- TASK GOAL: In the listing below, tally the lines that hold "product" and report that number by itself.

● ● ● ● ● ● ●

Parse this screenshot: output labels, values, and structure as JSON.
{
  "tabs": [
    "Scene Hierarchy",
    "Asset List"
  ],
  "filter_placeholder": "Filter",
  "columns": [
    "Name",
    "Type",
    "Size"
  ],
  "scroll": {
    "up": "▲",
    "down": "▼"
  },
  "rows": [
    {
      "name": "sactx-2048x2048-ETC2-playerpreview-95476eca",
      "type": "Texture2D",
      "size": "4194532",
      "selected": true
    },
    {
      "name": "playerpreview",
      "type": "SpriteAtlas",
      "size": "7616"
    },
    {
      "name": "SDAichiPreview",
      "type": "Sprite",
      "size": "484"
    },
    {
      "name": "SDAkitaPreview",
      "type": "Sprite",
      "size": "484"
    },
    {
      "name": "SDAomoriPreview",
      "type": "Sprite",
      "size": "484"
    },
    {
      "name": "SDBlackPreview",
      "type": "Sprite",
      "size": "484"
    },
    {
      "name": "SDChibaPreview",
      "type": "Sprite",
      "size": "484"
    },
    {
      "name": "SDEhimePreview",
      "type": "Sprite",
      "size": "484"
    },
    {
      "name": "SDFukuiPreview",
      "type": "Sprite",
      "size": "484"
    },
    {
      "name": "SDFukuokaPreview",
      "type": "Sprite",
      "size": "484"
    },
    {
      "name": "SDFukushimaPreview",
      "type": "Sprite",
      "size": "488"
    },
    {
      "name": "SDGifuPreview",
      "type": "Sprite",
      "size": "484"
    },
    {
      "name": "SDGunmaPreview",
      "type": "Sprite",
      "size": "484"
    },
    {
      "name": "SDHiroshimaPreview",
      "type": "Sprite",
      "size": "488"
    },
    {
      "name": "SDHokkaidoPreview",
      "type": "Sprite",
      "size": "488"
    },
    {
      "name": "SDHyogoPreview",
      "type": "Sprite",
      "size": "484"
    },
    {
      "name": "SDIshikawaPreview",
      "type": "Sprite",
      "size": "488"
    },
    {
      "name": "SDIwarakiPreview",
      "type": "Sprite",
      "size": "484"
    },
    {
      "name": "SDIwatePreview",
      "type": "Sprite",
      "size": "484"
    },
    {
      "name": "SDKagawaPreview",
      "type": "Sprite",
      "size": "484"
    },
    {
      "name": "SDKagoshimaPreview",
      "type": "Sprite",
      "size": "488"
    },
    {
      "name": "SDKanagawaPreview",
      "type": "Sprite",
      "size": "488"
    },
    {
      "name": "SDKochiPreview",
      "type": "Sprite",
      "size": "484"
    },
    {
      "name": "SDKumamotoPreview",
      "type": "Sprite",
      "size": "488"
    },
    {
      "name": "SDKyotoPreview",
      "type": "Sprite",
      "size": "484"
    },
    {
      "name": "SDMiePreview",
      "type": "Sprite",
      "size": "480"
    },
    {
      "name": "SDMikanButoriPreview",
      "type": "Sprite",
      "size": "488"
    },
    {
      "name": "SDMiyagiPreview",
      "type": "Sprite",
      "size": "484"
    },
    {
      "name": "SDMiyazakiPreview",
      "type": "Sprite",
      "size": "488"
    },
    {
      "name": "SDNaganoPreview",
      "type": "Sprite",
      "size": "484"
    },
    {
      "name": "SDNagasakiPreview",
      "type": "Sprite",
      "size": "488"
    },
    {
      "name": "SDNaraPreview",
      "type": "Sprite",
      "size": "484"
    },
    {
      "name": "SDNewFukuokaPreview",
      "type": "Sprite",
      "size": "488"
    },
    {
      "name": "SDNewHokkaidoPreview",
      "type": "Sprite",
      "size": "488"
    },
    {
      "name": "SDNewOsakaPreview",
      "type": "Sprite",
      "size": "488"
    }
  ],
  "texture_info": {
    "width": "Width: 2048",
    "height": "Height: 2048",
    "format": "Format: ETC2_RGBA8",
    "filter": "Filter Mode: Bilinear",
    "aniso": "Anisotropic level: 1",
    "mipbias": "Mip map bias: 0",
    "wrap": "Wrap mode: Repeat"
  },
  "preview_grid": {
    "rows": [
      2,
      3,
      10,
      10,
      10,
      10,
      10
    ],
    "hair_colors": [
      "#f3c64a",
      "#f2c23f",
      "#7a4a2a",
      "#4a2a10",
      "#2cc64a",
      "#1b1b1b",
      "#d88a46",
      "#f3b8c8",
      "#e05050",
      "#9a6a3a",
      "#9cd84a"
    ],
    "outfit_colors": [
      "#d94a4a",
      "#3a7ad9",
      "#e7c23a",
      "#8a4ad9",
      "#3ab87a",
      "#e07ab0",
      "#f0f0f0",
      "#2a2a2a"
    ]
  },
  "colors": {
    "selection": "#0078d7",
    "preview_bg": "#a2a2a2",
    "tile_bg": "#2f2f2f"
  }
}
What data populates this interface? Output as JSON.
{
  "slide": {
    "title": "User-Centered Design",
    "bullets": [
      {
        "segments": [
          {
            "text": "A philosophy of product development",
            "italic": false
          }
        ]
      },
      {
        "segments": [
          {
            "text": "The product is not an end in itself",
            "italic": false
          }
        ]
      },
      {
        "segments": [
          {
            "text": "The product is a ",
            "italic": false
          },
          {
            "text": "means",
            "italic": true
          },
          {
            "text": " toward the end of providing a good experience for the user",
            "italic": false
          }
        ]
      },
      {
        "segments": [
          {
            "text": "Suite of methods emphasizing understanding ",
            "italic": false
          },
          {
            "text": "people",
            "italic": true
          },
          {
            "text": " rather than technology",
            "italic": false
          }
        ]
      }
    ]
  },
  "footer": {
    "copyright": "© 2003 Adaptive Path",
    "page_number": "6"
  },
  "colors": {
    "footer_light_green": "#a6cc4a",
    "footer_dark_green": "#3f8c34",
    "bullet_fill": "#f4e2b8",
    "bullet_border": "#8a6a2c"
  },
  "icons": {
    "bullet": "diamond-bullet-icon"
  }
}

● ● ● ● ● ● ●

- EXERCISE SOLUTION: 3